Above: Eckhart of Hochheim
Image in the Public Domain
ECKHART OF HOCHHEIM (CIRCA 1260-1327/1328)
Roman Catholic Theologian and Mystic
Do exactly what you would do if you felt most secure.
I conclude that certain ecclesiastical leaders chose to ignore that advice.
Eckhart, born at Hochheim, near Gotha, Turingia, Holy Roman Empire, circa 1260, was a mystic. Like certain mystics before and after his time, he incurred the wrath of ecclesiastical authorities seeking to safeguard their power.
Eckhart joined the Order of Preachers, or the Dominicans, when he was what we would today call a teenager. From 1293 to 1302 he studied theology at St. Jacques, Paris; he graduated as a master (meister). Two years later he became the provincial minister of the order in Saxony. From 1314 to 1322 our saint taught and preached in Strasbourg. Next he preached in Cologne for years. He was the most popular preacher in Germany.
In 1326, however, the charge of heresy fell upon Eckhart. His theology, though, was fairly orthodox. One of the influences on Eckhart’s theology was St. Thomas Aquinas (canonized in 1323), his favorite author. Another major influence on Eckhart’s theology was St. Augustine of Hippo. Eckhart’s main doctrine was the birth of God the Son (Christ) in the soul, signifying the mystical union of the divine and the human. This union, he wrote, was the highest human goal and occurred via a union of wills. This union of wills came about via grace, not human merit. He always affirmed the necessity of the Church and of the sacraments. Furthermore, in true orthodox fashion, Eckhart argued that rituals and good works were spiritually useful only when one was inclined toward God.
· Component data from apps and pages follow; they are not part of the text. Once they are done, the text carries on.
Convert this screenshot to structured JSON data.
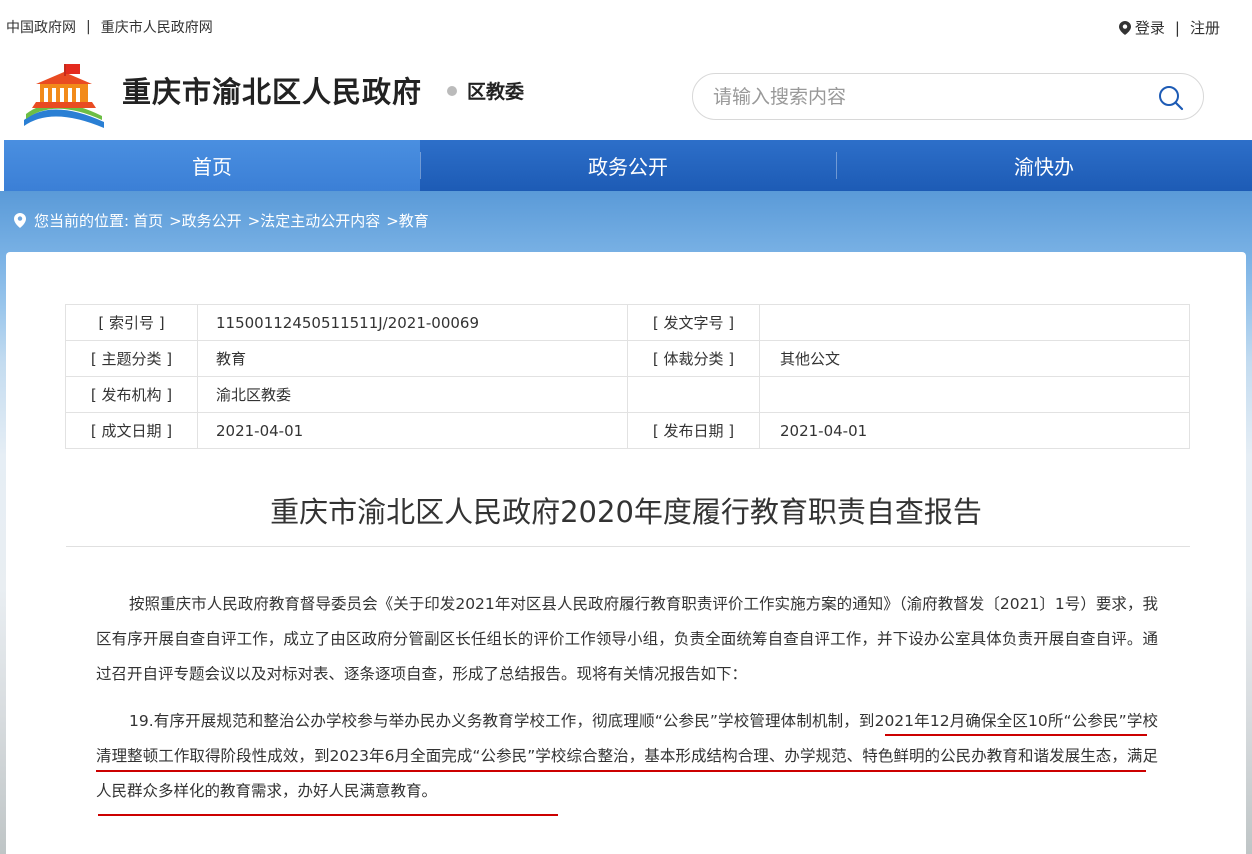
{
  "top_links": [
    "中国政府网",
    "重庆市人民政府网"
  ],
  "top_sep": "|",
  "auth": {
    "login": "登录",
    "sep": "|",
    "register": "注册"
  },
  "site": {
    "title": "重庆市渝北区人民政府",
    "subtitle": "区教委"
  },
  "search": {
    "placeholder": "请输入搜索内容",
    "value": ""
  },
  "nav": [
    {
      "label": "首页",
      "active": true
    },
    {
      "label": "政务公开",
      "active": false
    },
    {
      "label": "渝快办",
      "active": false
    }
  ],
  "breadcrumb": {
    "label": "您当前的位置:",
    "items": [
      "首页",
      ">政务公开",
      ">法定主动公开内容",
      ">教育"
    ]
  },
  "meta": {
    "index_label": "[ 索引号 ]",
    "index_value": "11500112450511511J/2021-00069",
    "docno_label": "[ 发文字号 ]",
    "docno_value": "",
    "topic_label": "[ 主题分类 ]",
    "topic_value": "教育",
    "genre_label": "[ 体裁分类 ]",
    "genre_value": "其他公文",
    "org_label": "[ 发布机构 ]",
    "org_value": "渝北区教委",
    "created_label": "[ 成文日期 ]",
    "created_value": "2021-04-01",
    "published_label": "[ 发布日期 ]",
    "published_value": "2021-04-01"
  },
  "document": {
    "title": "重庆市渝北区人民政府2020年度履行教育职责自查报告",
    "para1": "按照重庆市人民政府教育督导委员会《关于印发2021年对区县人民政府履行教育职责评价工作实施方案的通知》（渝府教督发〔2021〕1号）要求，我区有序开展自查自评工作，成立了由区政府分管副区长任组长的评价工作领导小组，负责全面统筹自查自评工作，并下设办公室具体负责开展自查自评。通过召开自评专题会议以及对标对表、逐条逐项自查，形成了总结报告。现将有关情况报告如下：",
    "para2": "19.有序开展规范和整治公办学校参与举办民办义务教育学校工作，彻底理顺“公参民”学校管理体制机制，到2021年12月确保全区10所“公参民”学校清理整顿工作取得阶段性成效，到2023年6月全面完成“公参民”学校综合整治，基本形成结构合理、办学规范、特色鲜明的公民办教育和谐发展生态，满足人民群众多样化的教育需求，办好人民满意教育。"
  },
  "colors": {
    "nav": "#1d5bb5",
    "nav_active": "#3b7fd6",
    "underline": "#cc0000"
  }
}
So what did Eckhart allegedly do wrong? He wrote and uttered statements that seemed to undermine the authority of the Church.
Seek God and you shall find him. Indeed, with such an attitude, you might step on a stone and it would be a more pious act than to receive the body of our Lord, thinking of yourself.
That statement is orthodox, is it not? Anyhow, Eckhart’s use of Neoplatonist language (He was in the vein of St. Thomas Aquinas, recently canonized.) opened him up to false allegations of pantheism. He was really in the wrong place at the wrong time.
Holy Mother Church pressured Eckhart into recanting the allegedly heretical propositions in 1327. On March 29, 1329, Pope John XXII issued a bull (an appropriate term for the document) condemning those 28 propositions and mentioning Eckhart as being deceased. Our saint had died in the good graces of the Church, which had abused him.
You may call God love, you may call God goodness. But the best name for God is compassion.
Pope John XXII and others who condemned Eckhart should have paid attention to that piece of wisdom.
KENNETH RANDOLPH TAYLOR
JANUARY 28, 2017 COMMON ERA
THE FEAST OF SAINTS ALBERT THE GREAT AND THOMAS AQUINAS, ROMAN CATHOLIC THEOLOGIANS
THE FEAST OF CHARLES KINGSLEY, ANGLICAN PRIEST, NOVELIST, AND HYMN WRITER
THE FEAST OF JOSEPH BARNBY, ANGLICAN CHURCH MUSICIAN AND COMPOSER
THE FEAST OF RICHARD FREDERICK LITTLEDALE, ANGLICAN PRIEST AND TRANSLATOR OF HYMNS
Almighty God, you gave to your servant Meister Eckhart
special gifts of grace to understand and teach the truth as it is in Christ Jesus:
Grant that by this teaching we may know you, the one true God,
and Jesus Christ, whom you have sent; who lives and reigns
with you and the Holy Spirit, one God, for ever and ever. Amen.
1 Corinthians 3:5-11
–Adapted from Holy Women, Holy Men: Celebrating the Saints (2010), page 721